For all the non-confrontational emphasis of Romans 12, Paul is a realist. He recognizes what most of us take as the obvious: that we do have enemies, even very threatening enemies. We do not live in a make-believe land where everyone lives happily together. Paul goes so far as to call some of these enemies “evil.” He assumes that enemies do more than create trouble. The enemies he speaks of persecute people. He speaks from his own experience as a former persecutor of Christians and an apostle to a persecuted church.

But Paul challenges Christians to assume responsibility for doing their part to live peacefully in a world in conflict. When Christians claim special knowledge of God’s truth, when they divide America between “people of faith” and their “enemies,” Christians become not the means of peace but the cause of conflict. In that case, Christians are far from being powerless. They are powerful contributors to what has gone wrong in American politics.

If Christians have the power to contribute to what is wrong, they have the power to right the wrong. They have the power to substitute the ministry of reconciliation for the strategy of divisiveness. Where Christians in politics often have been notable for their hubris, claiming that they speak for God, they can, instead, be notable for their humility, acknowledging that God’s truth is greater than anything they can hope to express. Where Christians have championed wedge issues that divide Americans, they can substitute a search for common ground on which Americans might unite to address common challenges. Where Christians have polarized our politics, pushing us to ideological extremes, they can rebuild our political center and help bring us together. Where Christians have been quick to anger, they can show honor to their adversaries and bring civility to our politics.
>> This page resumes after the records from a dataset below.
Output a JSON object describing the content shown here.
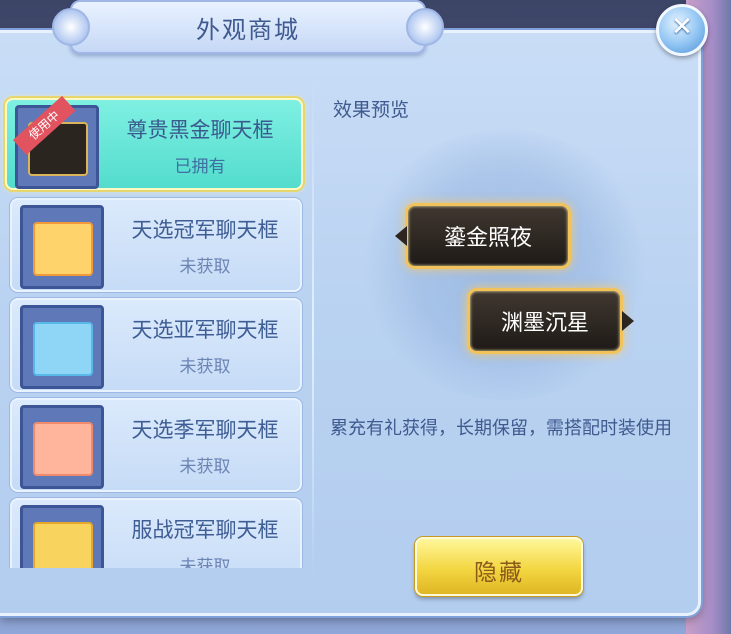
{
  "window": {
    "title": "外观商城",
    "close_icon": "close-icon"
  },
  "list": {
    "items": [
      {
        "name": "尊贵黑金聊天框",
        "status": "已拥有",
        "badge": "使用中",
        "selected": true,
        "frame_color": "#2b2520"
      },
      {
        "name": "天选冠军聊天框",
        "status": "未获取",
        "badge": "",
        "selected": false,
        "frame_color": "#ffd36b"
      },
      {
        "name": "天选亚军聊天框",
        "status": "未获取",
        "badge": "",
        "selected": false,
        "frame_color": "#8fd6f6"
      },
      {
        "name": "天选季军聊天框",
        "status": "未获取",
        "badge": "",
        "selected": false,
        "frame_color": "#ffb59c"
      },
      {
        "name": "服战冠军聊天框",
        "status": "未获取",
        "badge": "",
        "selected": false,
        "frame_color": "#f8d35e"
      }
    ]
  },
  "preview": {
    "label": "效果预览",
    "bubble_left": "鎏金照夜",
    "bubble_right": "渊墨沉星",
    "description": "累充有礼获得，长期保留，需搭配时装使用"
  },
  "actions": {
    "hide_label": "隐藏"
  },
  "colors": {
    "panel": "#bcd3f2",
    "selected_item": "#5ee3d4",
    "title_text": "#3f5a8f",
    "button_gold": "#f3d641",
    "bubble_border": "#f3c35b"
  }
}
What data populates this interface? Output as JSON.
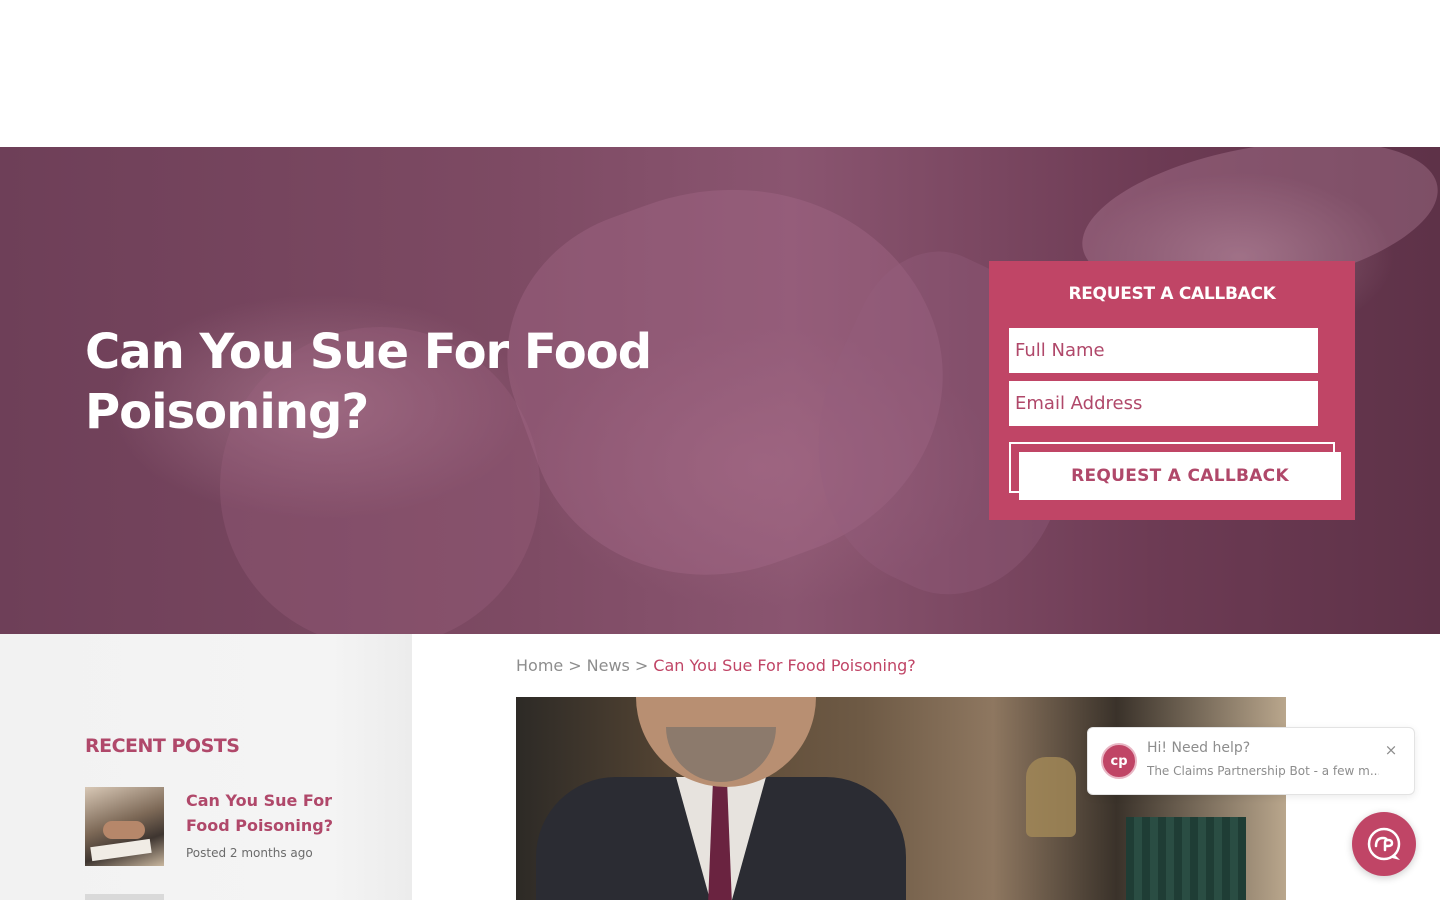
{
  "hero": {
    "title": "Can You Sue For Food Poisoning?"
  },
  "callback_form": {
    "heading": "REQUEST A CALLBACK",
    "full_name_placeholder": "Full Name",
    "email_placeholder": "Email Address",
    "submit_label": "REQUEST A CALLBACK"
  },
  "breadcrumb": {
    "items": [
      "Home",
      "News",
      "Can You Sue For Food Poisoning?"
    ],
    "separator": ">"
  },
  "sidebar": {
    "recent_posts_title": "RECENT POSTS",
    "posts": [
      {
        "title": "Can You Sue For Food Poisoning?",
        "meta": "Posted 2 months ago"
      }
    ]
  },
  "chat": {
    "greeting": "Hi! Need help?",
    "subtitle": "The Claims Partnership Bot - a few m...",
    "close_label": "×",
    "avatar_text": "cp",
    "launcher_icon": "chat-icon"
  },
  "colors": {
    "brand": "#c04566",
    "hero_overlay": "#7d4a63",
    "sidebar_bg": "#f2f2f2"
  }
}
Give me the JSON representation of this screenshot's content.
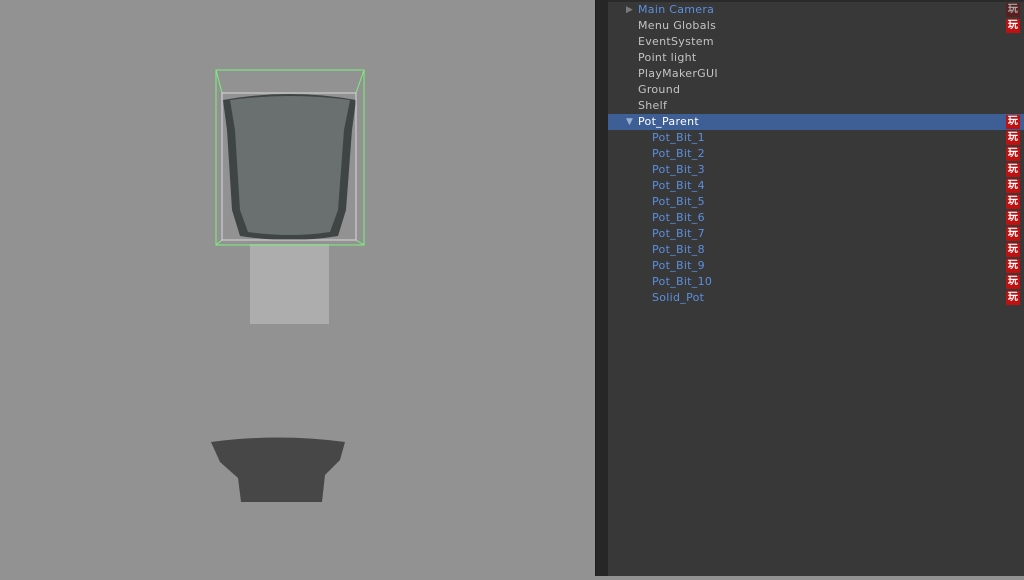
{
  "hierarchy": {
    "items": [
      {
        "label": "Main Camera",
        "indent": 0,
        "arrow": "right",
        "blue": true,
        "icon": "playmaker-icon-partial"
      },
      {
        "label": "Menu Globals",
        "indent": 0,
        "blue": false,
        "icon": "playmaker-icon"
      },
      {
        "label": "EventSystem",
        "indent": 0,
        "blue": false
      },
      {
        "label": "Point light",
        "indent": 0,
        "blue": false
      },
      {
        "label": "PlayMakerGUI",
        "indent": 0,
        "blue": false
      },
      {
        "label": "Ground",
        "indent": 0,
        "blue": false
      },
      {
        "label": "Shelf",
        "indent": 0,
        "blue": false
      },
      {
        "label": "Pot_Parent",
        "indent": 0,
        "arrow": "down",
        "blue": true,
        "selected": true,
        "icon": "playmaker-icon"
      },
      {
        "label": "Pot_Bit_1",
        "indent": 1,
        "blue": true,
        "icon": "playmaker-icon"
      },
      {
        "label": "Pot_Bit_2",
        "indent": 1,
        "blue": true,
        "icon": "playmaker-icon"
      },
      {
        "label": "Pot_Bit_3",
        "indent": 1,
        "blue": true,
        "icon": "playmaker-icon"
      },
      {
        "label": "Pot_Bit_4",
        "indent": 1,
        "blue": true,
        "icon": "playmaker-icon"
      },
      {
        "label": "Pot_Bit_5",
        "indent": 1,
        "blue": true,
        "icon": "playmaker-icon"
      },
      {
        "label": "Pot_Bit_6",
        "indent": 1,
        "blue": true,
        "icon": "playmaker-icon"
      },
      {
        "label": "Pot_Bit_7",
        "indent": 1,
        "blue": true,
        "icon": "playmaker-icon"
      },
      {
        "label": "Pot_Bit_8",
        "indent": 1,
        "blue": true,
        "icon": "playmaker-icon"
      },
      {
        "label": "Pot_Bit_9",
        "indent": 1,
        "blue": true,
        "icon": "playmaker-icon"
      },
      {
        "label": "Pot_Bit_10",
        "indent": 1,
        "blue": true,
        "icon": "playmaker-icon"
      },
      {
        "label": "Solid_Pot",
        "indent": 1,
        "blue": true,
        "icon": "playmaker-icon"
      }
    ],
    "icon_glyph": "玩"
  },
  "colors": {
    "selection": "#3e5f96",
    "prefab_text": "#5b8fe0",
    "viewport": "#929292",
    "panel": "#383838"
  }
}
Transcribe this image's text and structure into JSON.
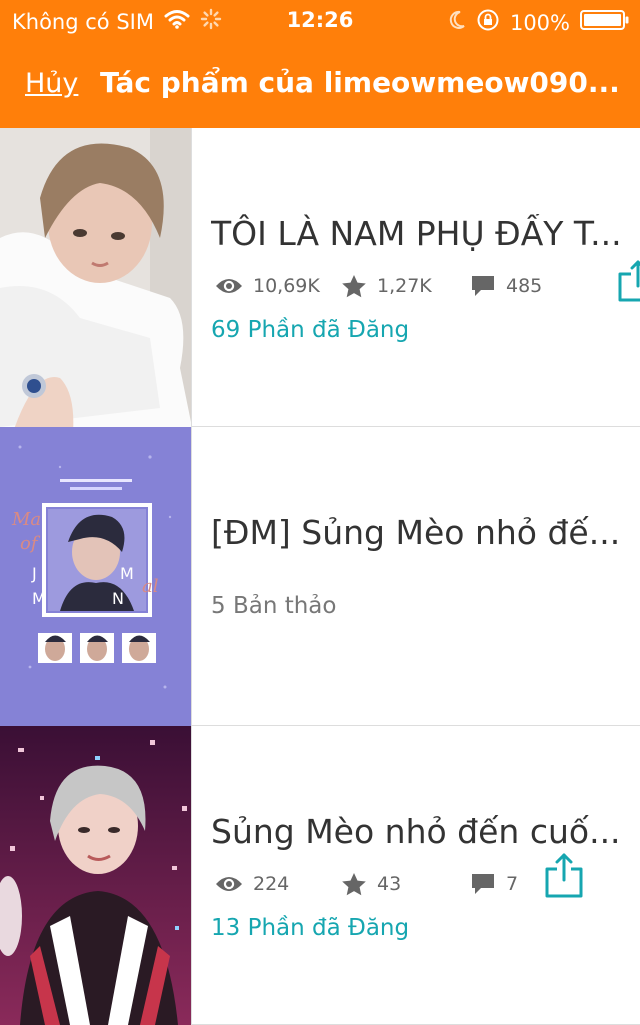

“So far as it depends on you,” Paul says. Well, a united America does depend on us. It is the responsibility of people who follow Jesus. It is not a political agenda. It is the ministry of reconciliation.

John Danforth, who in 1963 earned degrees from Yale Divinity School and Yale Law School, is an ordained Episcopal priest, former three-term U.S. Senator (R-MO) and a former U.S. Ambassador to the United Nations.